action, which promoted female empowerment. Women also started getting involved
in public politics in large numbers and formed groups like the National
Organization for Women (NOW).
No woman would have even imagined that our society can adapt Changes for women.
For example, one of the most significant rights women ever imagined they would
receive was the right to education. As a result, females began attending schools
and colleges and beginning to acquire knowledge. If I talk about the changes we
have seen for women empowerment, it is also very amazing. No woman would have
even imagined that our society can adapt Changes for women.
You must be wondering why, given that my theme is What Does Feminism Mean to
Indian Society, I am talking about women's empowerment.
Well, I'm only attempting to clarify what women's empowerment is because most

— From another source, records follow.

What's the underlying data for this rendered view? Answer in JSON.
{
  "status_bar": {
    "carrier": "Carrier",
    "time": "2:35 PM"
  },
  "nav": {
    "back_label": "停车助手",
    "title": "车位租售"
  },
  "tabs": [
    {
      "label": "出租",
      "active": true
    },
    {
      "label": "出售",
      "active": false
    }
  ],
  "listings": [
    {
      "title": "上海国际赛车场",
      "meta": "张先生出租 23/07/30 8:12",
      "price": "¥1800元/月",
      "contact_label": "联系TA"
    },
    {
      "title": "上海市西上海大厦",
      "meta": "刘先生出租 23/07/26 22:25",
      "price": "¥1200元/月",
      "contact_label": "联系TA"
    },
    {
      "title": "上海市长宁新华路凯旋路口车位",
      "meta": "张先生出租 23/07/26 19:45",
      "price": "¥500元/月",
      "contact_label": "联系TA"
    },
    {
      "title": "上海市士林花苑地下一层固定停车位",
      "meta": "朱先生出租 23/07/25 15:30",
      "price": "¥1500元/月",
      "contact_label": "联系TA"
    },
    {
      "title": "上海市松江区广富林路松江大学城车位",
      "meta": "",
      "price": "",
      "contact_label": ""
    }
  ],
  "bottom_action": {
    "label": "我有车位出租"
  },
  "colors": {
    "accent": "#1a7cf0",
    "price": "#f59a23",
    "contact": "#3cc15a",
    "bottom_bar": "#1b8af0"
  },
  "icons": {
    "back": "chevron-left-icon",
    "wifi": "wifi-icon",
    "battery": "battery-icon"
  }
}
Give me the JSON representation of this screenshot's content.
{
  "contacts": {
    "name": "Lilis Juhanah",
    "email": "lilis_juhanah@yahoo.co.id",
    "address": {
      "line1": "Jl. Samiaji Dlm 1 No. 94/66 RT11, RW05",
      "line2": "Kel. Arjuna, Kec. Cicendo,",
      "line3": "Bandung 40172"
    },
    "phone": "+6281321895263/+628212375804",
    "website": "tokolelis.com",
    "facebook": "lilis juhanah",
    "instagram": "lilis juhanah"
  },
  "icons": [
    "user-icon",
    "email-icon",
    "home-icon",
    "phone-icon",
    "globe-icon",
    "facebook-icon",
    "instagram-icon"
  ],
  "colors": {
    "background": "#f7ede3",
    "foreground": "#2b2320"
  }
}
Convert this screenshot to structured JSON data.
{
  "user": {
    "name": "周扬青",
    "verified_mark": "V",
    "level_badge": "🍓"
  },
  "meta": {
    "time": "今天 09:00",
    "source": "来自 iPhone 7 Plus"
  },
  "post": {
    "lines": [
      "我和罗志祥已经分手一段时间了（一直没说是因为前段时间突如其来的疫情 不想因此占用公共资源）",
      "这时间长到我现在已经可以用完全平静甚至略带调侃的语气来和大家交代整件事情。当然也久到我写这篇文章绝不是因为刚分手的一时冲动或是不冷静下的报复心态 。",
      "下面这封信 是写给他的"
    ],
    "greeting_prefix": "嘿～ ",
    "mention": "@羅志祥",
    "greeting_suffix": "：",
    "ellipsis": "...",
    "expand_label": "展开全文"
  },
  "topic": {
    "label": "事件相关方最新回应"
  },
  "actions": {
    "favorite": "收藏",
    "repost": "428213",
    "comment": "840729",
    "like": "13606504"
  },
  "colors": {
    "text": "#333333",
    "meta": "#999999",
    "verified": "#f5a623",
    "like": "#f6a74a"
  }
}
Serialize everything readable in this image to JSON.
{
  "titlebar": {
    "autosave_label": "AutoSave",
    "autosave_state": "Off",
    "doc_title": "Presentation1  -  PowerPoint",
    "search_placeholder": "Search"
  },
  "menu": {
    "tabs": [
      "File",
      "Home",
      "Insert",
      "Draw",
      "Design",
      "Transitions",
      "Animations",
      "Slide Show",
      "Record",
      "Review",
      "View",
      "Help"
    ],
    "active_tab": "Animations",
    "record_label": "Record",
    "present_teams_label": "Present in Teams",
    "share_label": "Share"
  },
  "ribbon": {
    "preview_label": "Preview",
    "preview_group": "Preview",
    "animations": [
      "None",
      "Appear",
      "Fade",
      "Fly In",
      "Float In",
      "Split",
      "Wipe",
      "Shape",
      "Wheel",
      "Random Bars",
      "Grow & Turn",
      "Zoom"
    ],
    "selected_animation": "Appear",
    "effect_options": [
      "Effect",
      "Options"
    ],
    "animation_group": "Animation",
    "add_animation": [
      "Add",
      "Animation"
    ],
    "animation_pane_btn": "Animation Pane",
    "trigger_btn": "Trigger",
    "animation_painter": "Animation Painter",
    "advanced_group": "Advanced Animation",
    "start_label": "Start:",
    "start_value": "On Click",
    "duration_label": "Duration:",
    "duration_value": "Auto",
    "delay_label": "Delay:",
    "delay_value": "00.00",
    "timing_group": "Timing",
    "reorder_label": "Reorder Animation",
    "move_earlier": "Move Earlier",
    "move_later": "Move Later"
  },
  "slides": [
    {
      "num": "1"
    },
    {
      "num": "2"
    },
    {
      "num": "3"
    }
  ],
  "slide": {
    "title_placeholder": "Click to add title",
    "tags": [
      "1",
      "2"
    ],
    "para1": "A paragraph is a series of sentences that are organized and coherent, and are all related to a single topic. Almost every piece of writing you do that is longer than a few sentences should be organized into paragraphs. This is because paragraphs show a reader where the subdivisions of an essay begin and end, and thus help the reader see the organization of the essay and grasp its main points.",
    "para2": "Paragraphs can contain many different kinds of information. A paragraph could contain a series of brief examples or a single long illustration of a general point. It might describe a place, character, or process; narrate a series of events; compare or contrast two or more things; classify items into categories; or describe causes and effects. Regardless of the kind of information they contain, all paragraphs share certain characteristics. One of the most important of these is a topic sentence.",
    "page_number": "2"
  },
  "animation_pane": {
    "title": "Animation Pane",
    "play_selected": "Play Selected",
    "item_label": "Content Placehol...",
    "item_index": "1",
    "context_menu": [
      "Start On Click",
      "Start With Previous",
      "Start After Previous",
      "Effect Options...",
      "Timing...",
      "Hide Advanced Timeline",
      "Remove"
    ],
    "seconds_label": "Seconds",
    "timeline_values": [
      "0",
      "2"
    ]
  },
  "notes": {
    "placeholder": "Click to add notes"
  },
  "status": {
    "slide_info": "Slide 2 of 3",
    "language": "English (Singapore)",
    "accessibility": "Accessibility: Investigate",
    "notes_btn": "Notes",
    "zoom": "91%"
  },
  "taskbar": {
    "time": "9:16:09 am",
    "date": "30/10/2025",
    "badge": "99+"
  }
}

Indians are unclear about the differences between feminism and women's
For the majority of people in India, feminism is all about empowering women. Why
do we always talk about safeguarding women, empowering women, giving them
opportunities, establishing policies for female children, etc. when discussing
Why do we neglect to remember the fundamental definition of feminism, which is
"Equality," or equality for all genders, including transgender people and men
and women? Why are Indian men scared of approaching women, or engaging in
conversation with them, as well as of educating a girl when she makes a mistake?
I'll tell you why.
They are afraid of any girl slapping him without cause, so they deliver him a
two-page lesson on feminism, which solely refers to women's empowerment for her.
Since 1996, fake or pseudo feminism has gained ground in numerous nations,
including India. Political figures, members of the anti-American movement,
state-sponsored terrorists, and even Marxists played a key role in the
development of fake-feminism or pseudo-feminism.
The fact that women pay a higher income tax bracket than men is an illustration
of phoney feminism. Women who earn between 3,00,000-3,50,000 are excused from
paying taxes. Why should only men pay taxes if both men and women earn the same
amount? In several nations, women also receive free rides, free health care, and
sometimes even free food at particular establishments. The very goal of feminism
has been demoralised by all of this.
All of the victims must be treated equally if true feminism is to be practised.
Victims would no longer be classified as male or female, only as victims of
abuse. But unfortunately, this is not the case. When dispensing justice, Indian
Family Courts and Indian Criminal Courts exhibit a dishonest and immoral bias
against women. Laws are manipulated to benefit women.
Women have started to abuse feminism to their advantage in order to undermine
other genders (men primarily, and also other women who prefer equality for all).
53.2% of the rape cases reported in a 2014 report by the Delhi Commission of
Women (DCW) were fraudulent. In fact, the number is quickly approaching 90%. In
Indian courts, there are more fictitious cases. These cases now lead to a
fragile economy and a highly unstable society since the damage is so great.
Government organisations are now in place in nations like Brazil, China, Russia,
Japan, and the USA to combat and eradicate this pseudo-feminism. India has not
yet emerged from its nap.